Exercise description:
Search the entries for the word "accent". Copy each line in which it is found.
(Data provided Opens)
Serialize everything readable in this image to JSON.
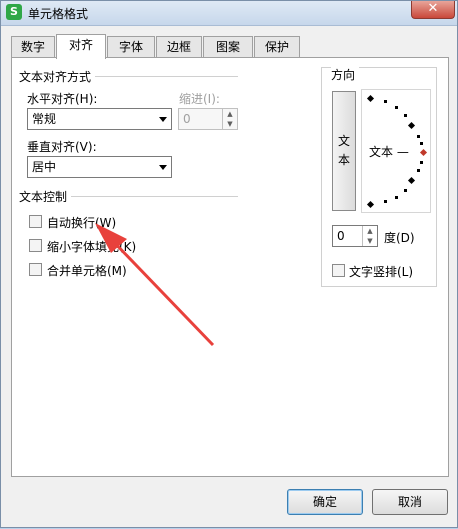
{
  "window": {
    "title": "单元格格式",
    "app_icon": "S",
    "close_glyph": "✕"
  },
  "tabs": [
    {
      "label": "数字"
    },
    {
      "label": "对齐"
    },
    {
      "label": "字体"
    },
    {
      "label": "边框"
    },
    {
      "label": "图案"
    },
    {
      "label": "保护"
    }
  ],
  "active_tab": "对齐",
  "alignment": {
    "group_title": "文本对齐方式",
    "horizontal": {
      "label": "水平对齐(H):",
      "value": "常规"
    },
    "indent": {
      "label": "缩进(I):",
      "value": "0"
    },
    "vertical": {
      "label": "垂直对齐(V):",
      "value": "居中"
    }
  },
  "text_control": {
    "group_title": "文本控制",
    "wrap_text": "自动换行(W)",
    "shrink_to_fit": "缩小字体填充(K)",
    "merge_cells": "合并单元格(M)"
  },
  "orientation": {
    "group_title": "方向",
    "vertical_text_button": "文本",
    "dial_text": "文本 —",
    "degrees_value": "0",
    "degrees_label": "度(D)",
    "vertical_text_checkbox": "文字竖排(L)"
  },
  "footer": {
    "ok_label": "确定",
    "cancel_label": "取消"
  },
  "colors": {
    "arrow": "#e8413c",
    "dial_marker": "#c0392b",
    "accent": "#3c7fb1"
  }
}
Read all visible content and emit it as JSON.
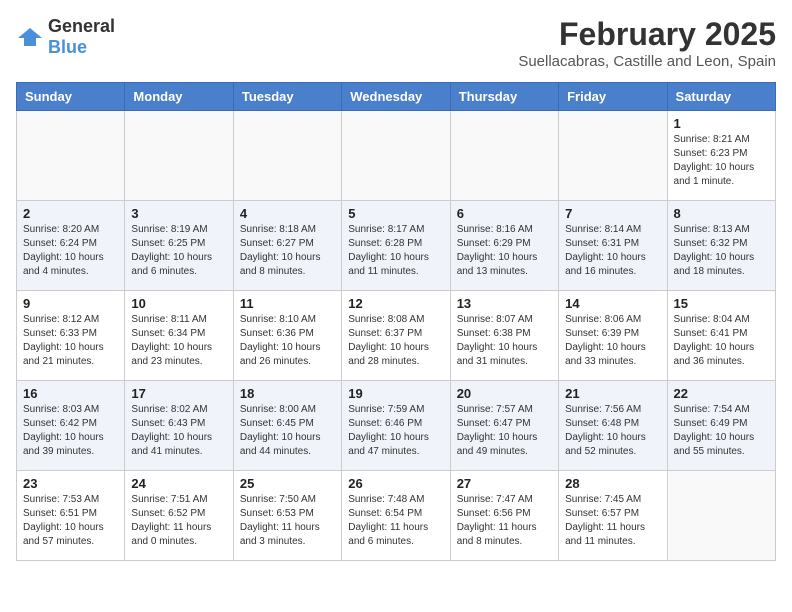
{
  "logo": {
    "general": "General",
    "blue": "Blue"
  },
  "title": "February 2025",
  "subtitle": "Suellacabras, Castille and Leon, Spain",
  "weekdays": [
    "Sunday",
    "Monday",
    "Tuesday",
    "Wednesday",
    "Thursday",
    "Friday",
    "Saturday"
  ],
  "weeks": [
    {
      "alt": false,
      "days": [
        {
          "num": "",
          "info": ""
        },
        {
          "num": "",
          "info": ""
        },
        {
          "num": "",
          "info": ""
        },
        {
          "num": "",
          "info": ""
        },
        {
          "num": "",
          "info": ""
        },
        {
          "num": "",
          "info": ""
        },
        {
          "num": "1",
          "info": "Sunrise: 8:21 AM\nSunset: 6:23 PM\nDaylight: 10 hours\nand 1 minute."
        }
      ]
    },
    {
      "alt": true,
      "days": [
        {
          "num": "2",
          "info": "Sunrise: 8:20 AM\nSunset: 6:24 PM\nDaylight: 10 hours\nand 4 minutes."
        },
        {
          "num": "3",
          "info": "Sunrise: 8:19 AM\nSunset: 6:25 PM\nDaylight: 10 hours\nand 6 minutes."
        },
        {
          "num": "4",
          "info": "Sunrise: 8:18 AM\nSunset: 6:27 PM\nDaylight: 10 hours\nand 8 minutes."
        },
        {
          "num": "5",
          "info": "Sunrise: 8:17 AM\nSunset: 6:28 PM\nDaylight: 10 hours\nand 11 minutes."
        },
        {
          "num": "6",
          "info": "Sunrise: 8:16 AM\nSunset: 6:29 PM\nDaylight: 10 hours\nand 13 minutes."
        },
        {
          "num": "7",
          "info": "Sunrise: 8:14 AM\nSunset: 6:31 PM\nDaylight: 10 hours\nand 16 minutes."
        },
        {
          "num": "8",
          "info": "Sunrise: 8:13 AM\nSunset: 6:32 PM\nDaylight: 10 hours\nand 18 minutes."
        }
      ]
    },
    {
      "alt": false,
      "days": [
        {
          "num": "9",
          "info": "Sunrise: 8:12 AM\nSunset: 6:33 PM\nDaylight: 10 hours\nand 21 minutes."
        },
        {
          "num": "10",
          "info": "Sunrise: 8:11 AM\nSunset: 6:34 PM\nDaylight: 10 hours\nand 23 minutes."
        },
        {
          "num": "11",
          "info": "Sunrise: 8:10 AM\nSunset: 6:36 PM\nDaylight: 10 hours\nand 26 minutes."
        },
        {
          "num": "12",
          "info": "Sunrise: 8:08 AM\nSunset: 6:37 PM\nDaylight: 10 hours\nand 28 minutes."
        },
        {
          "num": "13",
          "info": "Sunrise: 8:07 AM\nSunset: 6:38 PM\nDaylight: 10 hours\nand 31 minutes."
        },
        {
          "num": "14",
          "info": "Sunrise: 8:06 AM\nSunset: 6:39 PM\nDaylight: 10 hours\nand 33 minutes."
        },
        {
          "num": "15",
          "info": "Sunrise: 8:04 AM\nSunset: 6:41 PM\nDaylight: 10 hours\nand 36 minutes."
        }
      ]
    },
    {
      "alt": true,
      "days": [
        {
          "num": "16",
          "info": "Sunrise: 8:03 AM\nSunset: 6:42 PM\nDaylight: 10 hours\nand 39 minutes."
        },
        {
          "num": "17",
          "info": "Sunrise: 8:02 AM\nSunset: 6:43 PM\nDaylight: 10 hours\nand 41 minutes."
        },
        {
          "num": "18",
          "info": "Sunrise: 8:00 AM\nSunset: 6:45 PM\nDaylight: 10 hours\nand 44 minutes."
        },
        {
          "num": "19",
          "info": "Sunrise: 7:59 AM\nSunset: 6:46 PM\nDaylight: 10 hours\nand 47 minutes."
        },
        {
          "num": "20",
          "info": "Sunrise: 7:57 AM\nSunset: 6:47 PM\nDaylight: 10 hours\nand 49 minutes."
        },
        {
          "num": "21",
          "info": "Sunrise: 7:56 AM\nSunset: 6:48 PM\nDaylight: 10 hours\nand 52 minutes."
        },
        {
          "num": "22",
          "info": "Sunrise: 7:54 AM\nSunset: 6:49 PM\nDaylight: 10 hours\nand 55 minutes."
        }
      ]
    },
    {
      "alt": false,
      "days": [
        {
          "num": "23",
          "info": "Sunrise: 7:53 AM\nSunset: 6:51 PM\nDaylight: 10 hours\nand 57 minutes."
        },
        {
          "num": "24",
          "info": "Sunrise: 7:51 AM\nSunset: 6:52 PM\nDaylight: 11 hours\nand 0 minutes."
        },
        {
          "num": "25",
          "info": "Sunrise: 7:50 AM\nSunset: 6:53 PM\nDaylight: 11 hours\nand 3 minutes."
        },
        {
          "num": "26",
          "info": "Sunrise: 7:48 AM\nSunset: 6:54 PM\nDaylight: 11 hours\nand 6 minutes."
        },
        {
          "num": "27",
          "info": "Sunrise: 7:47 AM\nSunset: 6:56 PM\nDaylight: 11 hours\nand 8 minutes."
        },
        {
          "num": "28",
          "info": "Sunrise: 7:45 AM\nSunset: 6:57 PM\nDaylight: 11 hours\nand 11 minutes."
        },
        {
          "num": "",
          "info": ""
        }
      ]
    }
  ]
}
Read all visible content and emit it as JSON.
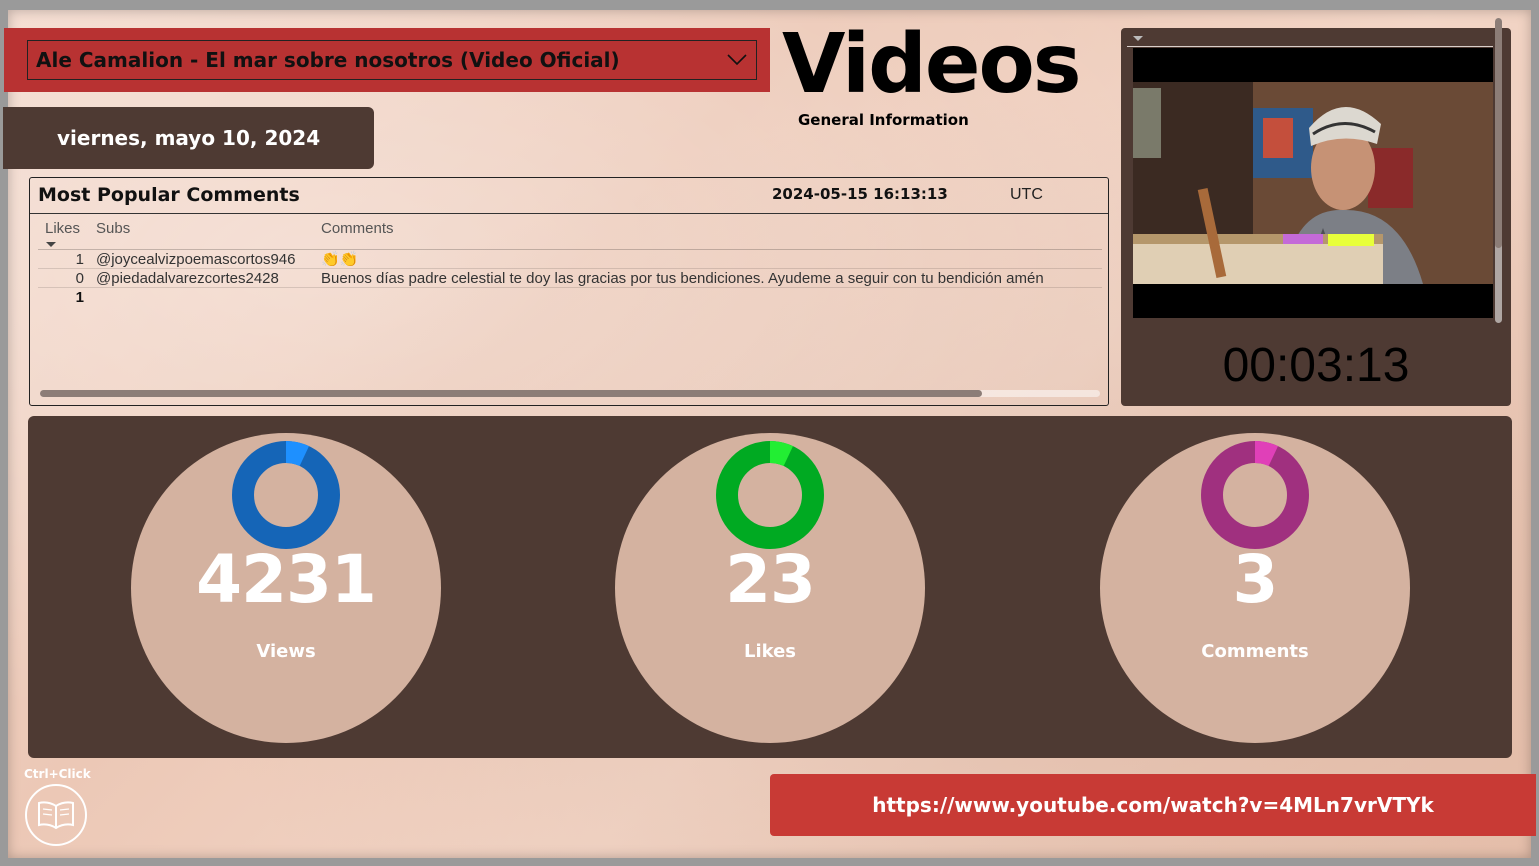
{
  "video_selector": {
    "selected": "Ale Camalion - El mar sobre nosotros (Video Oficial)"
  },
  "date": "viernes, mayo 10, 2024",
  "header": {
    "title": "Videos",
    "subtitle": "General Information"
  },
  "comments": {
    "title": "Most Popular Comments",
    "timestamp": "2024-05-15 16:13:13",
    "timezone": "UTC",
    "columns": [
      "Likes",
      "Subs",
      "Comments"
    ],
    "rows": [
      {
        "likes": "1",
        "sub": "@joycealvizpoemascortos946",
        "comment": "👏👏"
      },
      {
        "likes": "0",
        "sub": "@piedadalvarezcortes2428",
        "comment": "Buenos días padre celestial te doy las gracias por tus bendiciones. Ayudeme a seguir con tu bendición amén"
      }
    ],
    "total_likes": "1"
  },
  "video": {
    "duration": "00:03:13"
  },
  "kpis": [
    {
      "value": "4231",
      "label": "Views",
      "color": "#1565b7",
      "accent": "#1e90ff",
      "fraction": 0.07
    },
    {
      "value": "23",
      "label": "Likes",
      "color": "#00aa22",
      "accent": "#22ee33",
      "fraction": 0.07
    },
    {
      "value": "3",
      "label": "Comments",
      "color": "#a0307f",
      "accent": "#e040b8",
      "fraction": 0.07
    }
  ],
  "footer": {
    "ctrl_click": "Ctrl+Click",
    "url": "https://www.youtube.com/watch?v=4MLn7vrVTYk"
  },
  "icons": {
    "dropdown": "chevron-down-icon",
    "book": "book-icon"
  }
}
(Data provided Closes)
Exercise solution:
    "accent": "#3c7fb1"
      "accent": "#1e90ff",
      "accent": "#22ee33",
      "accent": "#e040b8",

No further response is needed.